Karabiner – A powerful and stable keyboard customizer for OS X. (formerly known as KeyRemap4MacBook)
For example, you can make the “Home” and “End” keys behave like on a PC. Regarding these two keys, I find the PC style behaviour more intuitive, e.g. using shift-home and shift-end to select text, rather than using the tricky three-finger-combinations shift-cmd-left_cursor and shift-cmd-right_cursor in Mac OS X.
Here’s how to configure this in Karabiner:
Further, I decided to lower the “Key Repeat Delay Until Repeat” to 100 ms and the “Key Repeat” to 23 ms for quicker navigation and repetitive typing.
Of course, there are many other useful tweaks to explore.
On hacker news (i.e the better alternative interface http://hckrnews.com), I stumbled over two nice helper apps for Mac OS X:
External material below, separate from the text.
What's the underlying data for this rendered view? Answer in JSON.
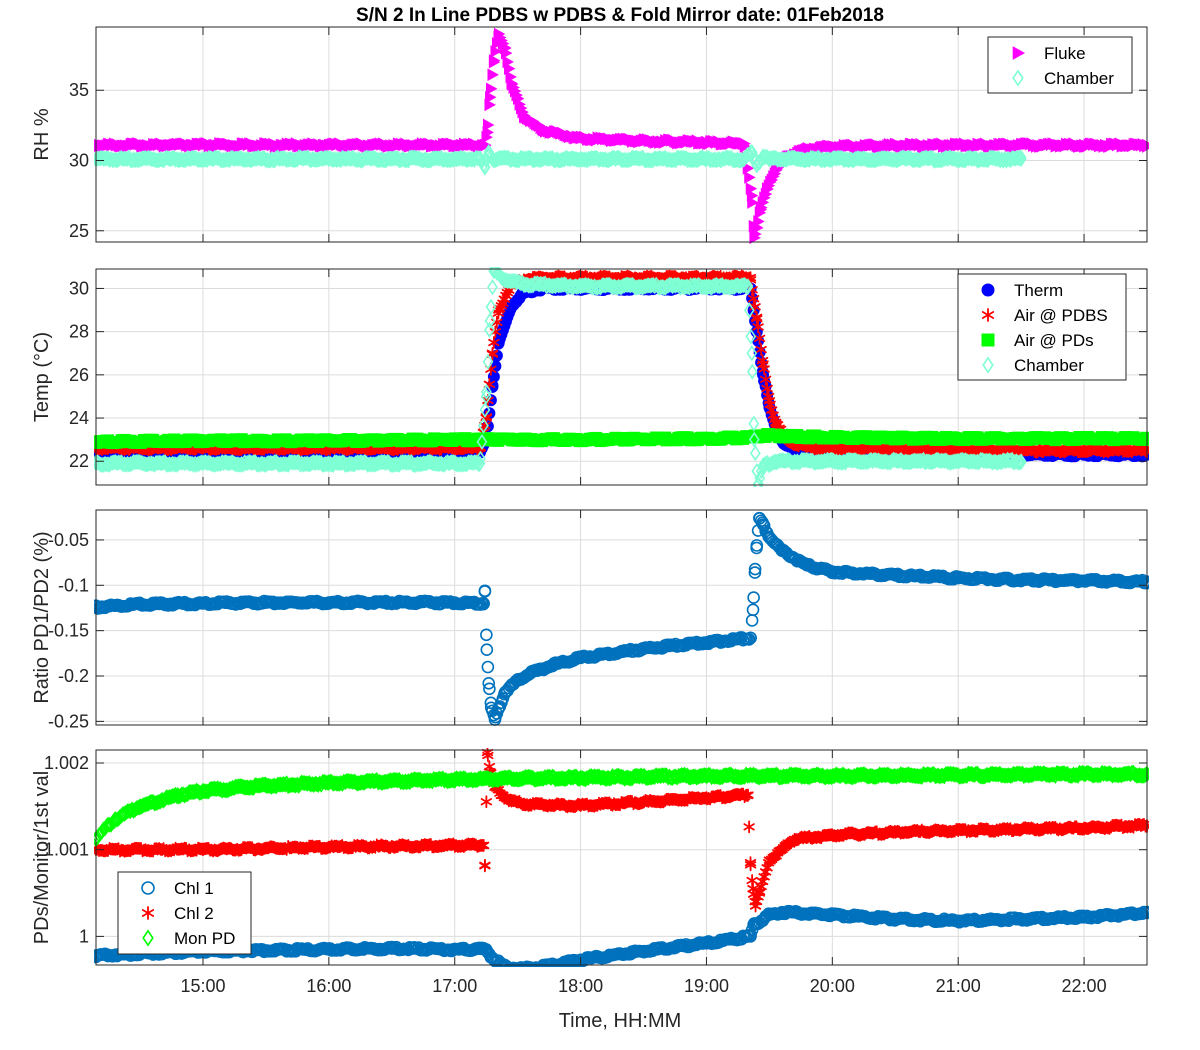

FinderPath (free) shows the full path in the title bar of a Finder window upon double-clicking it. Like that, the full path can be selected and copied to the clipboard or one can simply edit the path and hereby easily navigate through the filesystem trees. It’s quite a time saver!
HyperDock (9.95 USD) displays thumbnail screenshots of all windows of the running apps in the Dock when hovering over them, making it easier and quicker to switch to other windows or to close them (the latter being a feature still missing in Mission Control). It also supports several other cool features, like Window Snapping.
Just a note that I updated the t-prot.rb Homebrew formula for t-prot 3.3 (it’s really trivial, just a version bump). See my original post for the updated formula.
In a current LUGS mailing list thread, mowgli pointed to the t-prot script as a nice tool to “fix” the so-called (and very common) TOFU style message quoting and some other annoyances (like commercial webmail provider signatures, overly excited !!!! statements, etc.) in e-mail messages. t-prot was originally developed for mutt, but can also be used with other mail clients.
As there wasn’t any t-prot package for my favourite Mac OS X package manager Homebrew yet (apparently only for MacPorts), I quickly created one myself :
- Create the file /usr/local/Library/Formula/t-prot.rb and add the following (fantastically trivial) content:
class TProt < Formula
- Install t-prot (run the following Homebrew command in a terminal window):
brew install t-prot
- Add the following line to your .muttrc (or check ‘man t-prot’ or the t-prot web page for options and examples):
set display_filter="t-prot -cemt -M=mutt"
A nice, easy to follow article on how to install Linux alongside Mac OS X, using the rEFInd boot manager:
I didn’t expect it to be that easy, but OSS has really come a long way.
Gttneig rid of the slily, ssyetm-wdie aoutrrcocetoin faetrue in Mac OS X is prue bilss:
- Seelct Kyebaodrs under Sstyem Prfeerneces
- Udner the Txet tab ucnehck crorect spleilng atuoamitclaly
Ejnoy yuor new freeodm to tpye waht you atculaly itnneded to tpye :)
(via Disable Mavericks Spelling Autocorrection | a Tech-Recipes Tutorial.)